Pyongyang claims Tokyo’s siding with Washington has become ‘serious threat’ to its territory
Nuclear-armed North Korea has warned Tokyo against “imminent self-destruction” for siding with Washington, as tensions soar after Pyongyang fired a missile over Japan.
The North set off global alarm on Tuesday when it fired an intermediate-range missile over the Asian island nation, triggering condemnation from world leaders including the U.S. and Japan.
Japanese Prime Minister Shinzo Abe denounced the launch as an “unprecedented, serious and grave threat” and agreed with U.S. President Donald Trump to “further strengthen pressure against North Korea.”
The North’s official KCNA news agency decried the former colonial power in a commentary, saying: “Japan has now come out with its sleeves rolled up in supporting its master’s anti-DPRK war moves.”
The allies’ “military nexus” had become a “serious threat” to the Korean peninsula and Japan was “unaware” it was “accelerating self-destruction,” the statement late Wednesday said. It made a specific reference to U.S. forces being based in Hokkaido—the island that the North’s missile flew over.
“The DPRK’s toughest countermeasures include a warning to Japan going wild, being unaware of its imminent destruction,” and blindly following the U.S., it added.

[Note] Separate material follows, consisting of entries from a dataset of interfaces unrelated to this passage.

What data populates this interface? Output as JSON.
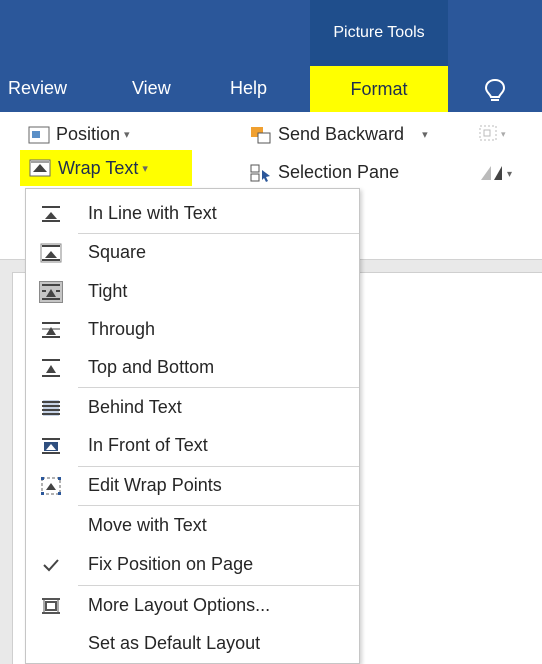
{
  "ribbon": {
    "context_group": "Picture Tools",
    "tabs": [
      "Review",
      "View",
      "Help"
    ],
    "active_tab": "Format",
    "tell_me_icon": "lightbulb-icon",
    "colors": {
      "ribbon_blue": "#2b579a",
      "highlight": "#ffff00"
    }
  },
  "commands": {
    "position": "Position",
    "wrap_text": "Wrap Text",
    "send_backward": "Send Backward",
    "selection_pane": "Selection Pane"
  },
  "menu": {
    "items": [
      {
        "label": "In Line with Text",
        "icon": "inline-wrap-icon"
      },
      {
        "label": "Square",
        "icon": "square-wrap-icon"
      },
      {
        "label": "Tight",
        "icon": "tight-wrap-icon",
        "selected": true
      },
      {
        "label": "Through",
        "icon": "through-wrap-icon"
      },
      {
        "label": "Top and Bottom",
        "icon": "top-bottom-wrap-icon"
      },
      {
        "label": "Behind Text",
        "icon": "behind-text-icon"
      },
      {
        "label": "In Front of Text",
        "icon": "in-front-text-icon"
      },
      {
        "label": "Edit Wrap Points",
        "icon": "edit-wrap-points-icon"
      },
      {
        "label": "Move with Text",
        "icon": ""
      },
      {
        "label": "Fix Position on Page",
        "icon": "checkmark-icon",
        "checked": true
      },
      {
        "label": "More Layout Options...",
        "icon": "layout-options-icon"
      },
      {
        "label": "Set as Default Layout",
        "icon": ""
      }
    ]
  }
}
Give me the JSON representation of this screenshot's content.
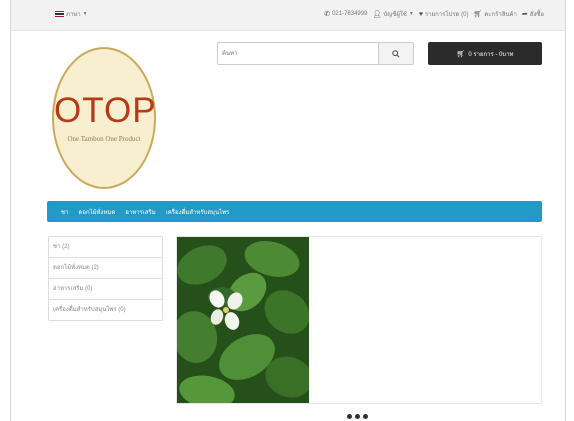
{
  "topbar": {
    "language_label": "ภาษา",
    "phone": "021-7634999",
    "account": "บัญชีผู้ใช้",
    "wishlist": "รายการโปรด (0)",
    "cart_link": "ตะกร้าสินค้า",
    "checkout": "สั่งซื้อ"
  },
  "logo": {
    "main": "OTOP",
    "sub": "One Tambon One Product"
  },
  "search": {
    "placeholder": "ค้นหา"
  },
  "cart": {
    "label": "0 รายการ - 0บาท"
  },
  "nav": {
    "items": [
      "ชา",
      "ดอกไม้ทั่งหมด",
      "อาหารเสริม",
      "เครื่องดื่มสำหรับสมุนไพร"
    ]
  },
  "sidebar": {
    "categories": [
      "ชา (2)",
      "ดอกไม้ทั่งหมด (2)",
      "อาหารเสริม (0)",
      "เครื่องดื่มสำหรับสมุนไพร (0)"
    ]
  },
  "colors": {
    "nav": "#229ac8",
    "cart_button": "#2b2b2b",
    "logo_text": "#b73a16"
  },
  "icons": {
    "phone": "phone-icon",
    "user": "user-icon",
    "heart": "heart-icon",
    "cart": "cart-icon",
    "share": "share-icon",
    "search": "search-icon"
  },
  "carousel": {
    "slides": 3
  }
}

Pyongyang has warned of more similar tests to come.
The authorities in North Korea are highly nationalistic and promote resentment of the U.S. and Japan as part of their claim to legitimacy. KCNA said earlier that the missile launch was timed to mark the 107th anniversary of the “disgraceful” Japan-Korea treaty of 1910, under which Tokyo colonized the Korean peninsula.